IAT-339: 02 Styling the Webs — A slide deck
Styling the Webs
We'll be covering:
- Styling our almost-most hideous page ever
- More on atomic design
- CSS fundamentals
Lecture slides will be made available on the day of the lecture.
HTML5 + semantics
More on thinking semantically available at Dive into HTML5 - Semantics.
A reminder that citations are required.
- Everyone has a mouse or a touch screen
- Everyone has steady high-speed internets
- 1 pixel = 1 pixel
- Everyone's computer is faster each year
Everyone will view my website on IE6
Biggest False Assumption
Thinking you've mastered "teh webz".
What we want the web to be
Your first goal for every web project, fulfilling a need. You typically have less than 10 seconds to convince someone your website is the one they need.
What might help convince them your website is 'the one'?
What You Can Give the Webs
This potentially endless list...
- Content: text, visual, aural
- Structure: layout, grids, hierarchy, IA
- Accessibility: clean markup, flexibility
- Usable: interaction, utility, UX
Static to Active
You have spent time dealing with:
aka Wireframing a la papier
Key things to illustrate
- Structural options: Where things appear
- Hierarchy: How things appear
- Interaction: What the user is doing
Some things to think about
You are not required to generate your own images and icons for this project. That being said, the branding must still be your own work. Here are some recommended suggestions:
While HTML defines the DOM of what each item on the page is, CSS styles the page to ensure the user get's something usable. Good code will clearly separate semantic markup from styling.

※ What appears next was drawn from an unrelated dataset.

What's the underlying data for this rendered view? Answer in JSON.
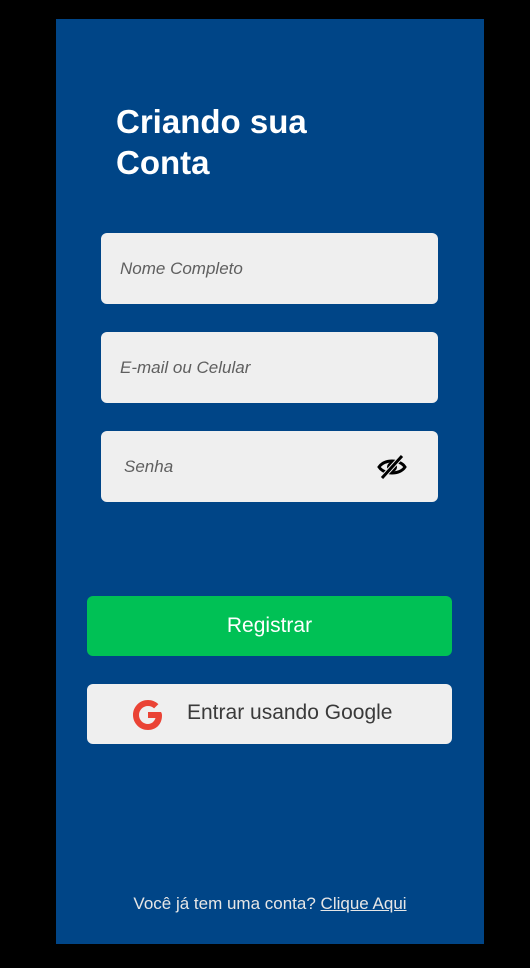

Keeping Them Apart
A real Romeo/Juliet scenario
Rules for keeping them separate
- Do not use HTML to define styling; i.e.
<br>, <i>, <b>...
- Do not use inline CSS styling;
<section style="color: blue;">
- Keep files separate; .html defines content, .css defines style, never shall they meet
Basics of CSS
Here we go...
You want to aim for CSS stylings that are scalable and modular. Here are some divisions suggested as a framework:
- Base rules: direct styling of elements for normalizing or defaults
- Layout: structural styling for the page (i.e. .grid, .grid-column)
- Modules: styling for different components (i.e. .nav-bar, .nav-button)
- State Rules: styling different states (i.e. .is-current, .is-opened)
When you get started on planning out elements
More things to ensure:
- Use a purpose-oriented naming convention: .external-link (describe the content)
- Avoid naming based on style: .blue-border
- Use understandable names: #footer makes more sense then #lower-bar
- Agree with your teammate: You need to understand one another
ID vs. Class
IDs must always be unique,
<section id="kittens"> they can only be specified once. While classes can be used as many times as needed —
The order in which things are read
Inline styles:should never be used
- ID's: #home, #cool-stuff
- Classes, attributes & pseudo-classes: .home, [class], :hover
Why we care
At the end of the day, it's about your mental sanity. But good clean, clear coding conventions, page and file structure typically loads and runs faster. Computers thrive on cleanliness.
Your new best friend
Ever wanted to know what the slides would look like with a red background? Right-click and 'Inspect Element' opens up the development tools to mess around with things in.
Units in CSS
In the journey to responsiveness, we want to aim for relative and scalable units as much as possible.
Ems and Rems
Multiples of the base
As a general rule of thumb, setting your paragraphs to 1rem and scaling other things accordingly is better practice.
50 pixel font size
50 pixel font size
Block vs Inline
Inline level elements (i.e. em, strong, span...) act like text, with size dictated by the content.
Block level elements (i.e. div, p, ul...) form a new block of content on a new line, and have a definable size.
The Stellar Box Model
Your other new best friend
Please make sure to have downloaded this week's tutorial package by the end of the break. Otherwise, have fun!
Validate, validate, validate, validate, validate, validate...
Validate * (infinity + beyond)
Yes, there is also CSS Validation.
(insert annoyed sighing)
This week's labs
- Continuation of CSS basics
- P01 crits
Next week's lecture
Like Building Blocks
- CSS grids
- Style guides
- Site structure
- Office hours — Tuesdays from 3:00-3:50pm and Thursdays from 12:30-1:20pm at the Surrey campus mezzanine.